Problem requirements:
Check the data underneath for lines holding the word "clicks", and state only how many you find.

App and web page records
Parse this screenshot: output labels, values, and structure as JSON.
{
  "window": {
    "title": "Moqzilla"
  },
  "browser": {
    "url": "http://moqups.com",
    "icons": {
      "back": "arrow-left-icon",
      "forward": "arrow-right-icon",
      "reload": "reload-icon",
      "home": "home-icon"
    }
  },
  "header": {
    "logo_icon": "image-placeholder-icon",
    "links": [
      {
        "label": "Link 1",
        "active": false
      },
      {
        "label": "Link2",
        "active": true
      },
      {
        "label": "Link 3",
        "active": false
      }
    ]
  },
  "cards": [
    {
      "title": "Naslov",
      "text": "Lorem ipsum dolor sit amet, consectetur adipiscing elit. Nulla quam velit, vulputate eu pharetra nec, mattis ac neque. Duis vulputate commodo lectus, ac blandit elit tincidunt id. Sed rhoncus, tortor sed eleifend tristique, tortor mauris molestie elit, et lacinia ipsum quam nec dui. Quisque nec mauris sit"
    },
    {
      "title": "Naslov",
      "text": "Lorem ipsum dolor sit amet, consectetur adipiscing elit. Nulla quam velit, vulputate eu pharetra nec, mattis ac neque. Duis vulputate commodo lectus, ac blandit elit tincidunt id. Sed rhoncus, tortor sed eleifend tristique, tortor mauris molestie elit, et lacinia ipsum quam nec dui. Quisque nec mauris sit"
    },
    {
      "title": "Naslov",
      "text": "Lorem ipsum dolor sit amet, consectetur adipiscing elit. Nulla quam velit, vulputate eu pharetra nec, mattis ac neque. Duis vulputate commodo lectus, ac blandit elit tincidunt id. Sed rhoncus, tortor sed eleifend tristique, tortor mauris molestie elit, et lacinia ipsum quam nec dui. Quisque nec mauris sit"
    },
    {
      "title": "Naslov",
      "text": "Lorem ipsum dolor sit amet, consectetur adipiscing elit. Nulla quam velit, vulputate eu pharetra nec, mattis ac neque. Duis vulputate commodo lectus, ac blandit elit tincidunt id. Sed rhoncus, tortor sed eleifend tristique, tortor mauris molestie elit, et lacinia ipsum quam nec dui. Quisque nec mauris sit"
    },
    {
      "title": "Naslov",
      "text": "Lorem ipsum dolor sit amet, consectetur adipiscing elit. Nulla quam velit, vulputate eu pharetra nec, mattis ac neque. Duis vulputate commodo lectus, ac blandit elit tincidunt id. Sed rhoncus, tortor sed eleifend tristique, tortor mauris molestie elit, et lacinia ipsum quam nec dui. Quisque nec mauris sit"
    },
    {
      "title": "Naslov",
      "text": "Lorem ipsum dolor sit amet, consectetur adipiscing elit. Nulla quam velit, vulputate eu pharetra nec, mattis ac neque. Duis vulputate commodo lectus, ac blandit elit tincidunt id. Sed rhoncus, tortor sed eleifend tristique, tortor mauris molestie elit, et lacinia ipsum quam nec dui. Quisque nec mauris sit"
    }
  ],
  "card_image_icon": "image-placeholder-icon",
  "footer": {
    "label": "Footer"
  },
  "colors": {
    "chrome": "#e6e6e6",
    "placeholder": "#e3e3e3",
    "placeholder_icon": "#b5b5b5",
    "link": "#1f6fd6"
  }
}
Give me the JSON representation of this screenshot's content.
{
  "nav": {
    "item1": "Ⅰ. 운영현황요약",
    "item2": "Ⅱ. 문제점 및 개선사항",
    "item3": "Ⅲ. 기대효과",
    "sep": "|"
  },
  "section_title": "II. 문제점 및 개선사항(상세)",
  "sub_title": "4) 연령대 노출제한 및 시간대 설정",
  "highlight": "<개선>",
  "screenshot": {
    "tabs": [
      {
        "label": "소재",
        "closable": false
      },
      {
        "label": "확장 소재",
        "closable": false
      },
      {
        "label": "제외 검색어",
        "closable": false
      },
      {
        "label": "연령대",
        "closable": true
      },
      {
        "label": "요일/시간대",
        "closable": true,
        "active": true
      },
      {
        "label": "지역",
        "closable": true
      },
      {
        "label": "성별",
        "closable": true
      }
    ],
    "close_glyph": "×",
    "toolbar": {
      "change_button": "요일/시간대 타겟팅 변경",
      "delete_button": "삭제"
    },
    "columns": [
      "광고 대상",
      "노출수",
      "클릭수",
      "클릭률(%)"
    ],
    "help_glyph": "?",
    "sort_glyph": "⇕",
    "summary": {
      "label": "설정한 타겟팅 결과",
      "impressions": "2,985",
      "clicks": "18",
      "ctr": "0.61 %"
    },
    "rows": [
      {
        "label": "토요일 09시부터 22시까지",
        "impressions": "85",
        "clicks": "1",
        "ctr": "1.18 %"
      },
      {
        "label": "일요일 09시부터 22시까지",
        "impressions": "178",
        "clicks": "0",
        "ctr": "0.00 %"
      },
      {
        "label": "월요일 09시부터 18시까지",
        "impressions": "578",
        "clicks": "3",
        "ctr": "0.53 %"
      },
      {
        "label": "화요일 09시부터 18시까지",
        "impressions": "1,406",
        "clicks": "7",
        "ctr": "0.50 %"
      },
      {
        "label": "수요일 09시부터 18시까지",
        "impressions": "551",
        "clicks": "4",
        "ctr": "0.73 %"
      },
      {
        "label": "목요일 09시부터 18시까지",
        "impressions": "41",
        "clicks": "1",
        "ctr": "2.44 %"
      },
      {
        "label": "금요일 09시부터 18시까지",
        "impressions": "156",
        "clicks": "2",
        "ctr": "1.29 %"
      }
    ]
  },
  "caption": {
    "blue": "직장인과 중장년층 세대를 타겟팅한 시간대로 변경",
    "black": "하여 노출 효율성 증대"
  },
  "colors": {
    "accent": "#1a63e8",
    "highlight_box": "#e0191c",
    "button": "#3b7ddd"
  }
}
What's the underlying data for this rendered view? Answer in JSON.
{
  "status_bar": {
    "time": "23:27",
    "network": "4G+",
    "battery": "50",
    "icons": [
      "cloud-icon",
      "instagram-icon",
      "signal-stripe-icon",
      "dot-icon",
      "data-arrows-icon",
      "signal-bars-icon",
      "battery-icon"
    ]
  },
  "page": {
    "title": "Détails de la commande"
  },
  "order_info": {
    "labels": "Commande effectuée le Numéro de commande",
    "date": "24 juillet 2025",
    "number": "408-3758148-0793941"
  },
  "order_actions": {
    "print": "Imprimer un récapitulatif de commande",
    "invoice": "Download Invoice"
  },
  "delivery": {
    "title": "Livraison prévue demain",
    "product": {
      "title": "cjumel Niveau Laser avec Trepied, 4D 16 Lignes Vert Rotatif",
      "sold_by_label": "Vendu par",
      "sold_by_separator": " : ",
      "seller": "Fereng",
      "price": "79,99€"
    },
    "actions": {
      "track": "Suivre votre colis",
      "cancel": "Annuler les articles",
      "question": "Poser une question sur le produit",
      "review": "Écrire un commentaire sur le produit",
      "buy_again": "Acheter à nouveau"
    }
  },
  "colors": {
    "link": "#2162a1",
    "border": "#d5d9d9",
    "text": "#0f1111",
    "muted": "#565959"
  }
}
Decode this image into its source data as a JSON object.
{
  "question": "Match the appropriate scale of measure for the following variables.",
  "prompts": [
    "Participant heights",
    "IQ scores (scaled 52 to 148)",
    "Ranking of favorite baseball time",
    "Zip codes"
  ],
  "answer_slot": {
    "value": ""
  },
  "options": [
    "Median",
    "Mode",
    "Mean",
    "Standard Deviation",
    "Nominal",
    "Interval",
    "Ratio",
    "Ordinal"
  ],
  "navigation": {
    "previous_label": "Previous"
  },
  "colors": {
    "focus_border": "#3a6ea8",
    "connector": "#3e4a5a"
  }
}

Answer section:
8